▶ Problem
Copy the records below in full, changing no character.

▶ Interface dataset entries
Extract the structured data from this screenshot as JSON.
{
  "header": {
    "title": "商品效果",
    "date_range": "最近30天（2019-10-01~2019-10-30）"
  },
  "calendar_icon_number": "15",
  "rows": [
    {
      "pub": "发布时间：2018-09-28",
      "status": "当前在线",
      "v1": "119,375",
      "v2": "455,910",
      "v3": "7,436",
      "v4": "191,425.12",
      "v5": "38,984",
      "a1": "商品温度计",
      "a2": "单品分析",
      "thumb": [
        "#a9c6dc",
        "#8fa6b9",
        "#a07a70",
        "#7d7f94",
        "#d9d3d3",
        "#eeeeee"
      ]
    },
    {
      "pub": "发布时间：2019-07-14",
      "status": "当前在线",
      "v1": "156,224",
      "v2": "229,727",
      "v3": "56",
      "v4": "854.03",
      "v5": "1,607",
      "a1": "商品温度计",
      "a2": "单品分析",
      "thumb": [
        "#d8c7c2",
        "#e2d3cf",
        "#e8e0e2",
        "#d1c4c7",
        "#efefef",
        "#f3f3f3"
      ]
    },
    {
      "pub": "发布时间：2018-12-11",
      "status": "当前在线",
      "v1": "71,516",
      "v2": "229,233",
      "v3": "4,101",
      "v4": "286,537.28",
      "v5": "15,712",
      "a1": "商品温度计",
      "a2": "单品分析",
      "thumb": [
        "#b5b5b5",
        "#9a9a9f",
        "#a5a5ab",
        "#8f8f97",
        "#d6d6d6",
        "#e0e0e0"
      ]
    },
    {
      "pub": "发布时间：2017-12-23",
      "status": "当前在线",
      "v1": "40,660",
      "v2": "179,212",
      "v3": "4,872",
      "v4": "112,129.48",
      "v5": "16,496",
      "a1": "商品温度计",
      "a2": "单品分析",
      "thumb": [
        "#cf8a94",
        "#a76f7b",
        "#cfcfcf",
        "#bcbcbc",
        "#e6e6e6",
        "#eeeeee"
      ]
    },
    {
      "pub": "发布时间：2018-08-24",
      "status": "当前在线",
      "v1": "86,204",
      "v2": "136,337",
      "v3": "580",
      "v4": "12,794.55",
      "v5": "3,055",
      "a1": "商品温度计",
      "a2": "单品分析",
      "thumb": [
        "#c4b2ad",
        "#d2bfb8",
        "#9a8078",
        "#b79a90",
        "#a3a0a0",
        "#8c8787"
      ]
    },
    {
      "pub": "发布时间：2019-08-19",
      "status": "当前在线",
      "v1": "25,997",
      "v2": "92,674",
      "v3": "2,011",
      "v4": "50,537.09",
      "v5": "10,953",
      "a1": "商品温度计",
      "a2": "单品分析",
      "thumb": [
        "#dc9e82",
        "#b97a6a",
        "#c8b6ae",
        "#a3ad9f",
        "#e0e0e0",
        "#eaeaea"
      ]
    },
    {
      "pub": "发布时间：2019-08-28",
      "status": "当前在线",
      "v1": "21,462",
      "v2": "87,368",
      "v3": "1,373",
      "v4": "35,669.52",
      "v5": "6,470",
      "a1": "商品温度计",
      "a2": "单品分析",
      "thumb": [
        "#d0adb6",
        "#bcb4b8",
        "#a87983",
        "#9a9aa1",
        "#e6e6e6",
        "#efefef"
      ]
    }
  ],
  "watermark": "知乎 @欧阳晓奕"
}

▶ Answer for the task
Extract the structured data from this screenshot as JSON.
{
  "header": {
    "title": "商品效果",
    "date_range": "最近30天（2019-10-01~2019-10-30）"
  },
  "calendar_icon_number": "15",
  "rows": [
    {
      "pub": "发布时间：2018-09-28",
      "status": "当前在线",
      "v1": "119,375",
      "v2": "455,910",
      "v3": "7,436",
      "v4": "191,425.12",
      "v5": "38,984",
      "a1": "商品温度计",
      "a2": "单品分析",
      "thumb": [
        "#a9c6dc",
        "#8fa6b9",
        "#a07a70",
        "#7d7f94",
        "#d9d3d3",
        "#eeeeee"
      ]
    },
    {
      "pub": "发布时间：2019-07-14",
      "status": "当前在线",
      "v1": "156,224",
      "v2": "229,727",
      "v3": "56",
      "v4": "854.03",
      "v5": "1,607",
      "a1": "商品温度计",
      "a2": "单品分析",
      "thumb": [
        "#d8c7c2",
        "#e2d3cf",
        "#e8e0e2",
        "#d1c4c7",
        "#efefef",
        "#f3f3f3"
      ]
    },
    {
      "pub": "发布时间：2018-12-11",
      "status": "当前在线",
      "v1": "71,516",
      "v2": "229,233",
      "v3": "4,101",
      "v4": "286,537.28",
      "v5": "15,712",
      "a1": "商品温度计",
      "a2": "单品分析",
      "thumb": [
        "#b5b5b5",
        "#9a9a9f",
        "#a5a5ab",
        "#8f8f97",
        "#d6d6d6",
        "#e0e0e0"
      ]
    },
    {
      "pub": "发布时间：2017-12-23",
      "status": "当前在线",
      "v1": "40,660",
      "v2": "179,212",
      "v3": "4,872",
      "v4": "112,129.48",
      "v5": "16,496",
      "a1": "商品温度计",
      "a2": "单品分析",
      "thumb": [
        "#cf8a94",
        "#a76f7b",
        "#cfcfcf",
        "#bcbcbc",
        "#e6e6e6",
        "#eeeeee"
      ]
    },
    {
      "pub": "发布时间：2018-08-24",
      "status": "当前在线",
      "v1": "86,204",
      "v2": "136,337",
      "v3": "580",
      "v4": "12,794.55",
      "v5": "3,055",
      "a1": "商品温度计",
      "a2": "单品分析",
      "thumb": [
        "#c4b2ad",
        "#d2bfb8",
        "#9a8078",
        "#b79a90",
        "#a3a0a0",
        "#8c8787"
      ]
    },
    {
      "pub": "发布时间：2019-08-19",
      "status": "当前在线",
      "v1": "25,997",
      "v2": "92,674",
      "v3": "2,011",
      "v4": "50,537.09",
      "v5": "10,953",
      "a1": "商品温度计",
      "a2": "单品分析",
      "thumb": [
        "#dc9e82",
        "#b97a6a",
        "#c8b6ae",
        "#a3ad9f",
        "#e0e0e0",
        "#eaeaea"
      ]
    },
    {
      "pub": "发布时间：2019-08-28",
      "status": "当前在线",
      "v1": "21,462",
      "v2": "87,368",
      "v3": "1,373",
      "v4": "35,669.52",
      "v5": "6,470",
      "a1": "商品温度计",
      "a2": "单品分析",
      "thumb": [
        "#d0adb6",
        "#bcb4b8",
        "#a87983",
        "#9a9aa1",
        "#e6e6e6",
        "#efefef"
      ]
    }
  ],
  "watermark": "知乎 @欧阳晓奕"
}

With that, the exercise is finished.